WHAT TO DO:
When the string "framework" occurs in a line of the listing below, return that line.

SUPPLIED MATERIAL:
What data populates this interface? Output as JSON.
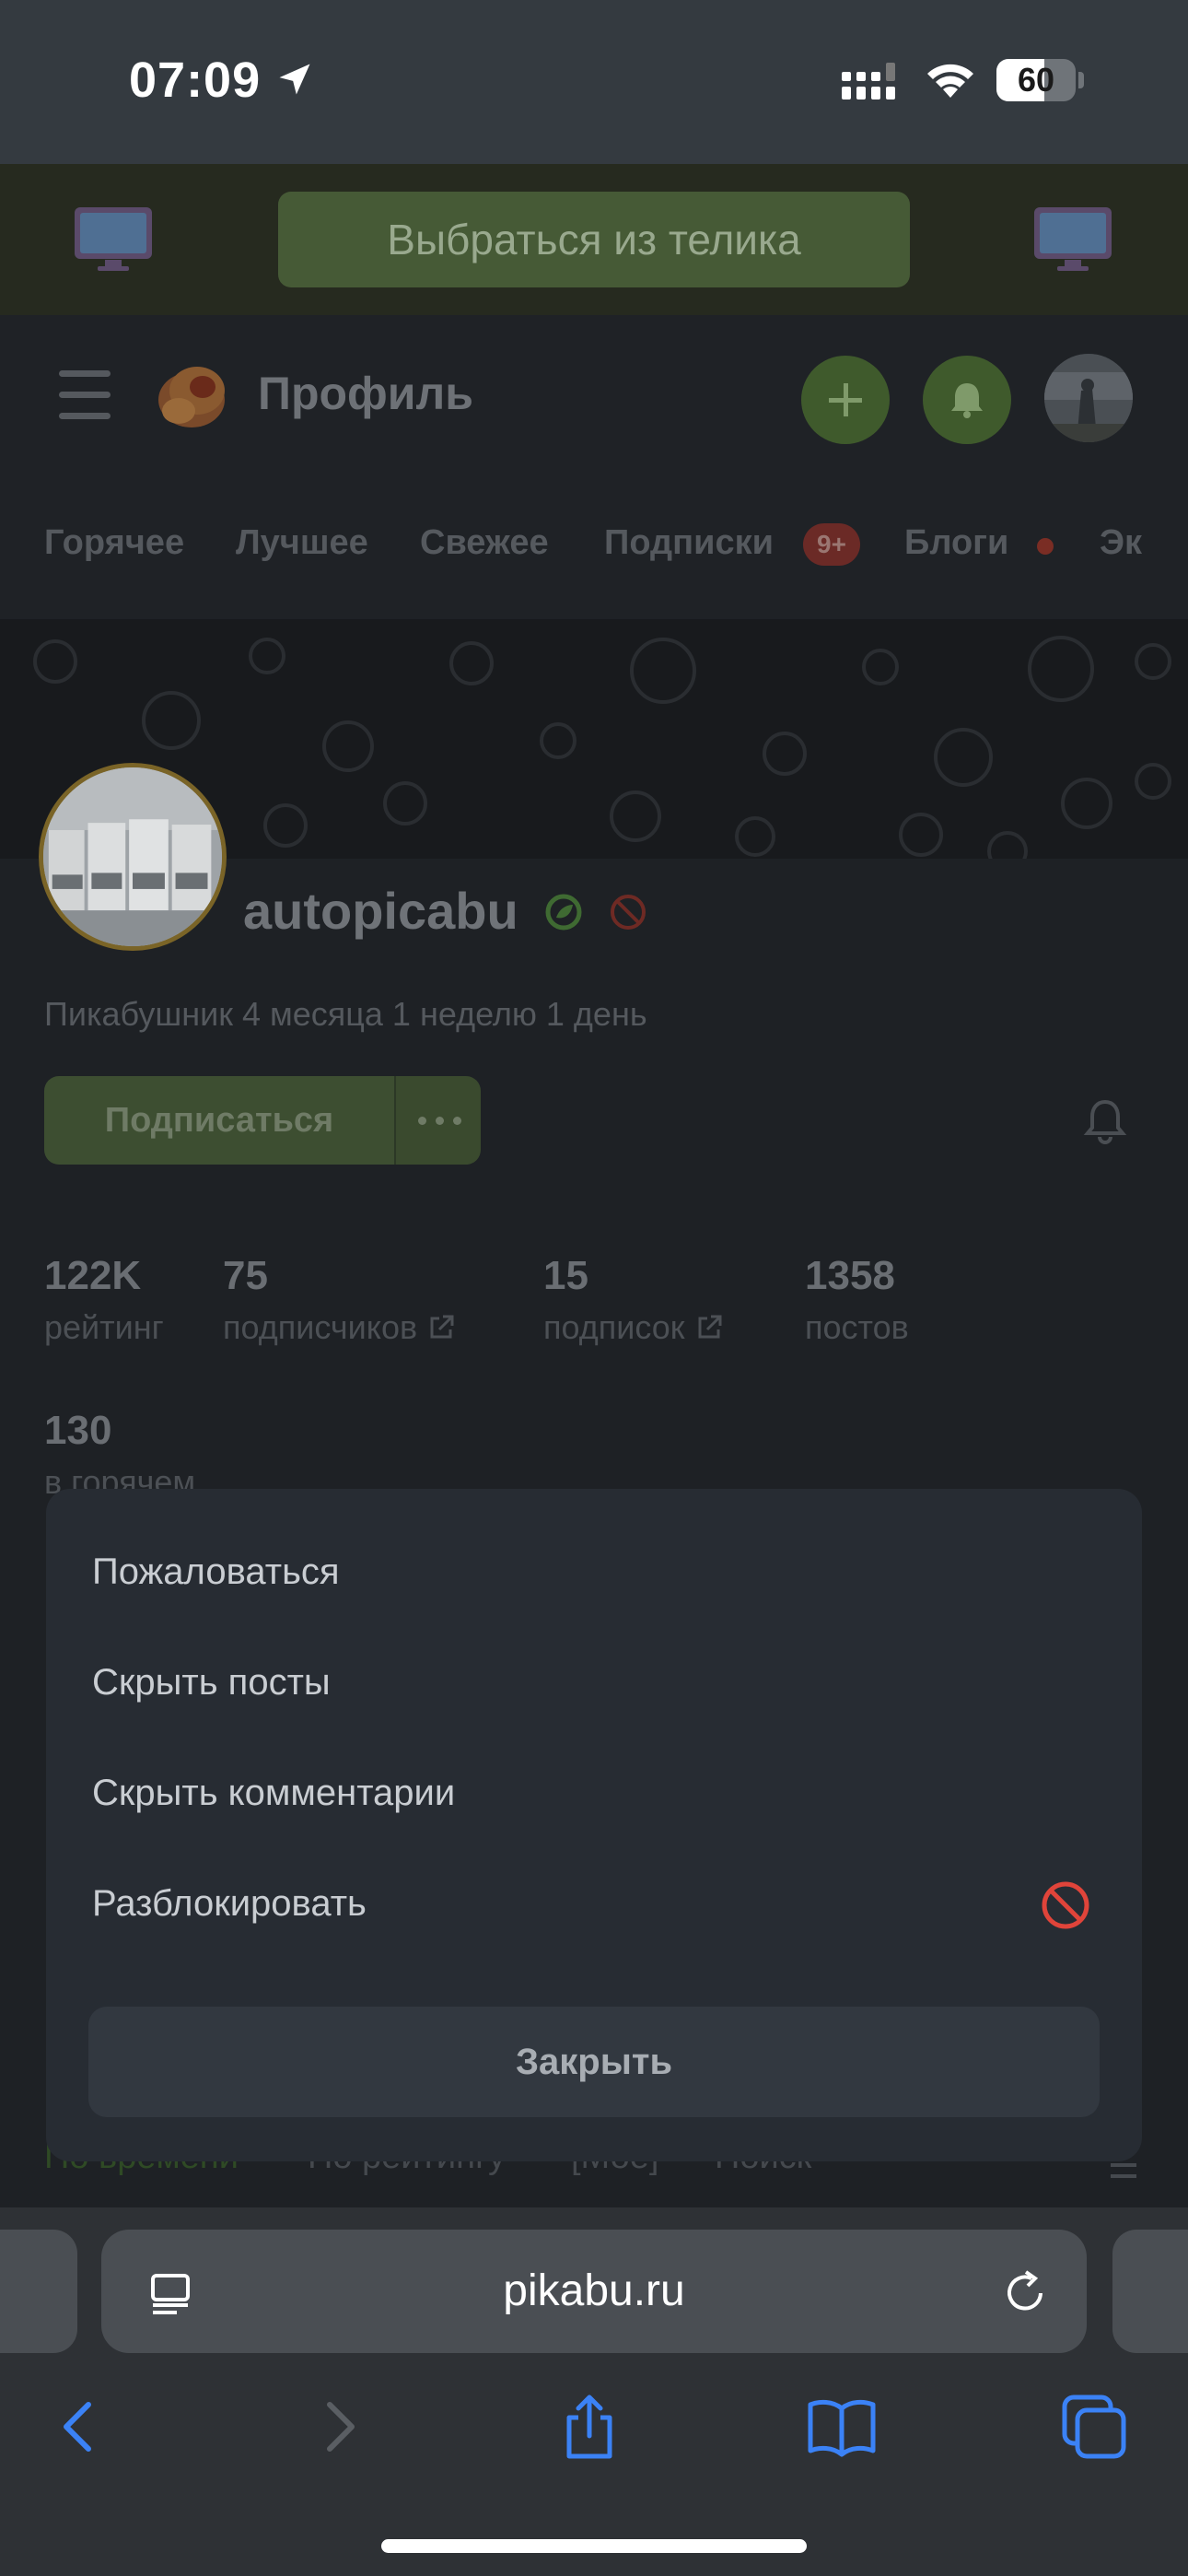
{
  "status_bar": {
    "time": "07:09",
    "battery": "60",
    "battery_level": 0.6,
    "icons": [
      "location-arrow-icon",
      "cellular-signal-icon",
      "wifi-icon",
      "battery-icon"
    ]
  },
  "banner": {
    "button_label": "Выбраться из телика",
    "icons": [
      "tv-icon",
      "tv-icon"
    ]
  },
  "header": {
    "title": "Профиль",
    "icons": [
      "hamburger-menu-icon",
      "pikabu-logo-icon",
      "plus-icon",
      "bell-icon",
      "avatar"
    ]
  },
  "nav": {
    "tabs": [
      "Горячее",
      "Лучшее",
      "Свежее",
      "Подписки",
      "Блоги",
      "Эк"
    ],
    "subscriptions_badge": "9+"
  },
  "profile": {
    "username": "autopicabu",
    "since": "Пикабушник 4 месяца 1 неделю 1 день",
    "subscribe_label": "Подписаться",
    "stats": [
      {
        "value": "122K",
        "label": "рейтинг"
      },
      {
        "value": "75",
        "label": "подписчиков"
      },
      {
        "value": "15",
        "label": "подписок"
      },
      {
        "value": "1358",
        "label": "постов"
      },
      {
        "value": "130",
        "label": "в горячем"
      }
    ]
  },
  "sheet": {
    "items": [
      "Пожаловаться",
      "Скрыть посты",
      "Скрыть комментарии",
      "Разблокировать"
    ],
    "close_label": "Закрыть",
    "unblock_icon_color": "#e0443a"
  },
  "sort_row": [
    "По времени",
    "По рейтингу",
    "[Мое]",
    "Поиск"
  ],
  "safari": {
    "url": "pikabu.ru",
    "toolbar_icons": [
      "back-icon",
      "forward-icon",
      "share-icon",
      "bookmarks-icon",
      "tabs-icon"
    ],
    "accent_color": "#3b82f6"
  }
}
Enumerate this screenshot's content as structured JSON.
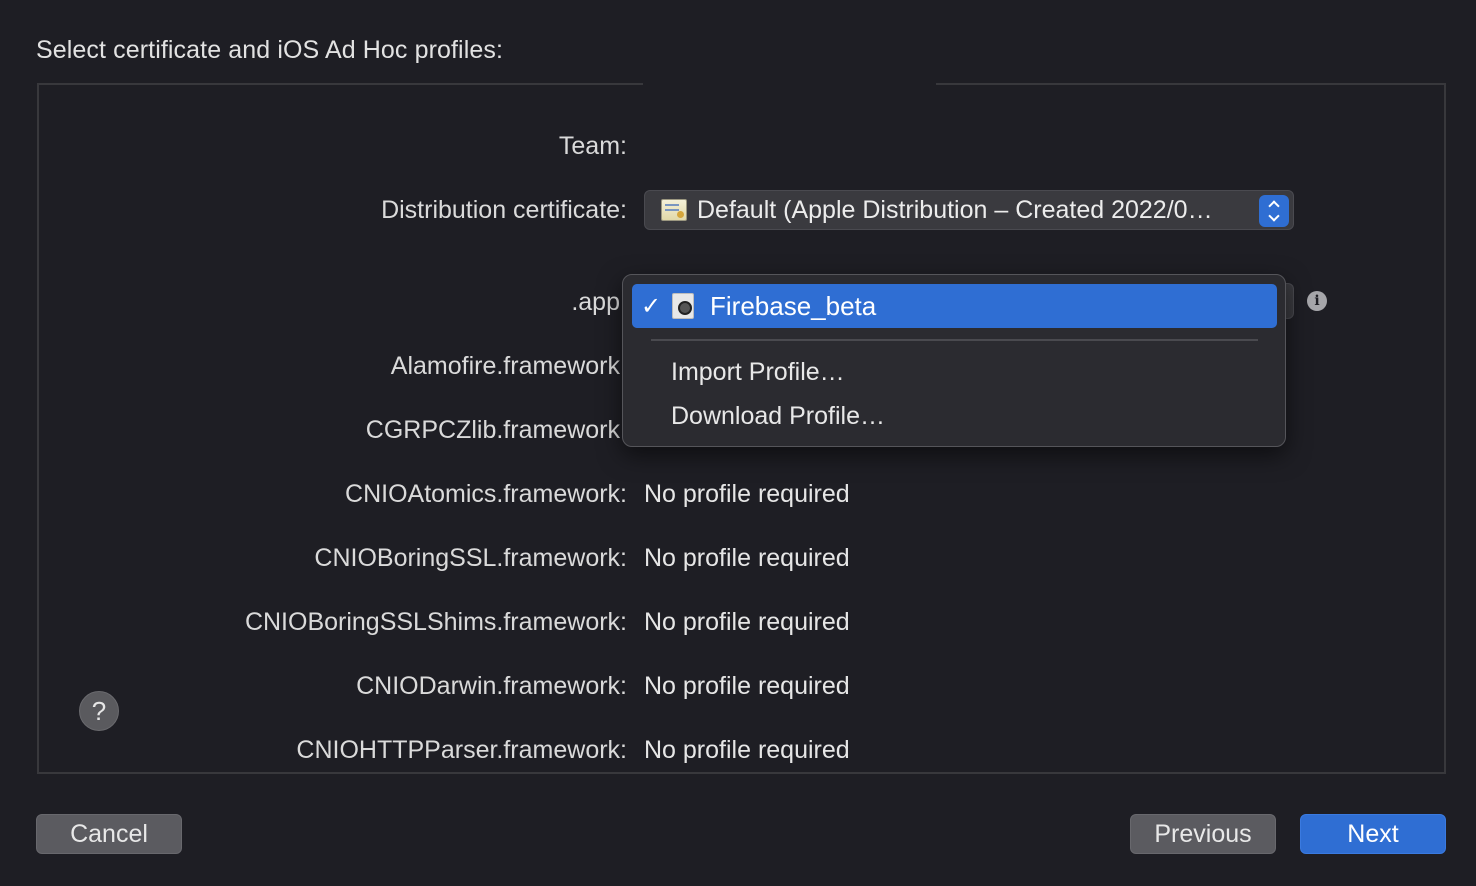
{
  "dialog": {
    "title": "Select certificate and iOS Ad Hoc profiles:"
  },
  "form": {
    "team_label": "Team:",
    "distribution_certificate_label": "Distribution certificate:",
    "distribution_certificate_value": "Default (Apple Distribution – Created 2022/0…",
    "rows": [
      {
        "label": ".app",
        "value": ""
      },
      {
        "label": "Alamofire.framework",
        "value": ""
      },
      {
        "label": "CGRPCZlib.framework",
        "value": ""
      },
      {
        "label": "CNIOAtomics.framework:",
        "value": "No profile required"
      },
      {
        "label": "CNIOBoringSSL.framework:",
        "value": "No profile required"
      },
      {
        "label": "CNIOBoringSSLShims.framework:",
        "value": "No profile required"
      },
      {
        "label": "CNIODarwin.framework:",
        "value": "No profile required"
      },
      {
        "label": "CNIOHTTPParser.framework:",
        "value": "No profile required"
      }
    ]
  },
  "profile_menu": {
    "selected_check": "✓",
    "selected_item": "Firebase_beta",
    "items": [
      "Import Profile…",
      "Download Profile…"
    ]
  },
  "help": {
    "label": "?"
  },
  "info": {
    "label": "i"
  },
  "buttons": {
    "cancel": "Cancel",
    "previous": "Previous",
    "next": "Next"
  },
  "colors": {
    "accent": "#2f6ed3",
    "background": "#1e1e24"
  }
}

YOUR RESPONSE:
        "label": "Alamofire.framework",
        "label": "CGRPCZlib.framework",
        "label": "CNIOAtomics.framework:",
        "label": "CNIOBoringSSL.framework:",
        "label": "CNIOBoringSSLShims.framework:",
        "label": "CNIODarwin.framework:",
        "label": "CNIOHTTPParser.framework:",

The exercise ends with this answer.